When you utter the word, “detective,” a couple different characters may come to mind: Sherlock Holmes lurking around in his Milford coat with a magnifying glass, or perhaps a group of sleuths who don the motto, “We Never Sleep,” and call themselves the Pinkerton Detective Agency.
According to David Grann in his highly applauded book, “The Killers of the Flower Moon:”
“The term ‘to detect’ derived from the Latin verb ‘to unroof,’ and because the devil, according to legend, allowed his henchmen to peer voyeuristically into houses by removing their roofs, detectives were known as ‘the devil’s disciples.’”
A section of “The Killers of the Flower Moon” explains how it was difficult in the early 1900’s for the general public to receive solid help from government officials when crimes were committed against them. On many occasions, if people wanted a crime solved, they would take matters into their own hands and hire a private detective. The private detective scene was popular back in the day, as many landowners, farmers, and tradesman needed to protect their commodities from theft. The government also utilized these detectives to help solve mysteries in hard-to-reach places such as western cattle ranches or Native American reservations.
For a short time in the early 1900’s, Mesa County resident Dr. Everett H. Munro worked as a detective under the disguise of a cowboy.

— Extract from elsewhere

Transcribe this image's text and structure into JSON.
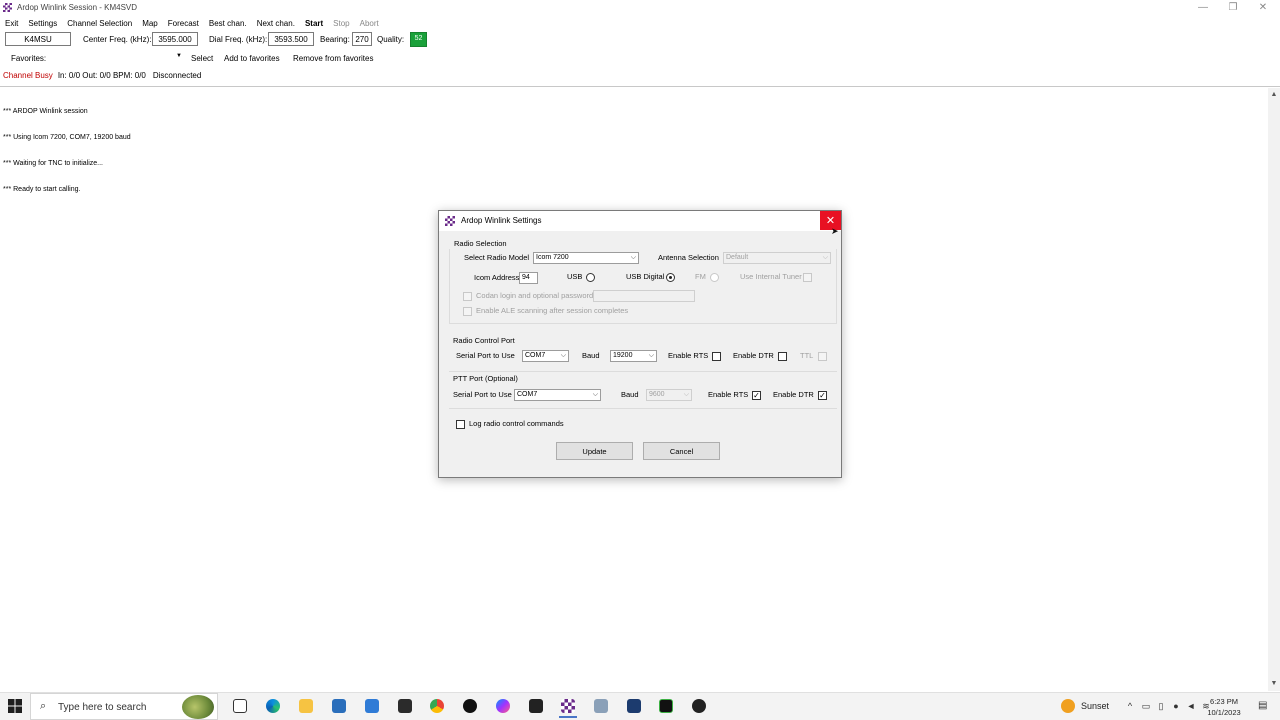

Everett was an interviewee of the Mesa County Oral History Project. While attending his senior year at Colorado College, Everett’s father died and he was forced to leave and help with his family’s dire financial situation. He dropped out of school and was offered a job as a U.S. Deputy stock detective. During this time, he had to operate secretly under the guise of a cowboy and join the cattle round-up at the Crow Indian Reservation in Montana. His main job was to keep a watchful eye over the operation and to catch any thieves attempting to steal beef.
“I was instructed not to give away the fact that I had a commission as a detective but to temporarily, at least, jump in and take my part as one of the cowboys. There had been a great deal of stealing cattle and running the wrong brand on big calves. There was also quite a good deal of trouble about various employees of the government bringing in liquor which they traded or sold to the Indians for horses and other commodities.” – Dr. Everett H. Munro
The life of a detective may seem flashy and intoxicating, but it came with its moments of struggle.
Everett had little experience working with cowboys and wrangling cattle, and his first chunk of time spent under disguise did not go as smoothly as planned. He began chopping wood for the camp because he didn’t know what to do with himself, completing someone else’s chore in the process and looking like a bit of a fool. He rounded up cattle only to lead them a few miles in the wrong direction of the check-in point, missing his day’s meals and showing up late and red-faced. After a matter of time he settled in, and finally made a bust – two Native Americans had been stealing beef and burying it in a pit under the floor of their teepee.
It soon became apparent that Everett was not a normal, bronco-riding, rope-lassoing cowboy on the range. He received his paychecks in the mail, while other cowboys were paid directly by the foreman. His less than proficient cowboy skills made his status as an outsider even more obvious. He often felt shunned when he went into the town bar, and had to work hard to convince his fellow man that he was more of a cohort than a spy.
Despite his somewhat awkward presence, Everett managed to successfully navigate through his brief detective career while camping out on the Montana Big Horn range during harsh, -26 degree Fahrenheit winters. He eventually made friends during his assignment, often with members of the Crow tribe in Crow Agency, Montana. The Crow Agency Hospital housed a doctor named Dr. Posey, a wild young man who mentored Everett on his journey to becoming a doctor himself. Dr. Posey taught him how to administer anesthesia and let him sit in on surgeries, well before he had acquired any official educational training.
On top of a brief career as a detective, Dr. Munro had a lengthy, full life in Mesa County with many accomplishments under his belt. He was a well-renowned surgeon, the City Health Officer for Grand Junction in 1922, and organized the Cancer Society in Mesa County.
Feel free to visit the Mesa County Oral History Project and learn more about the interesting and full life of Dr. Munro.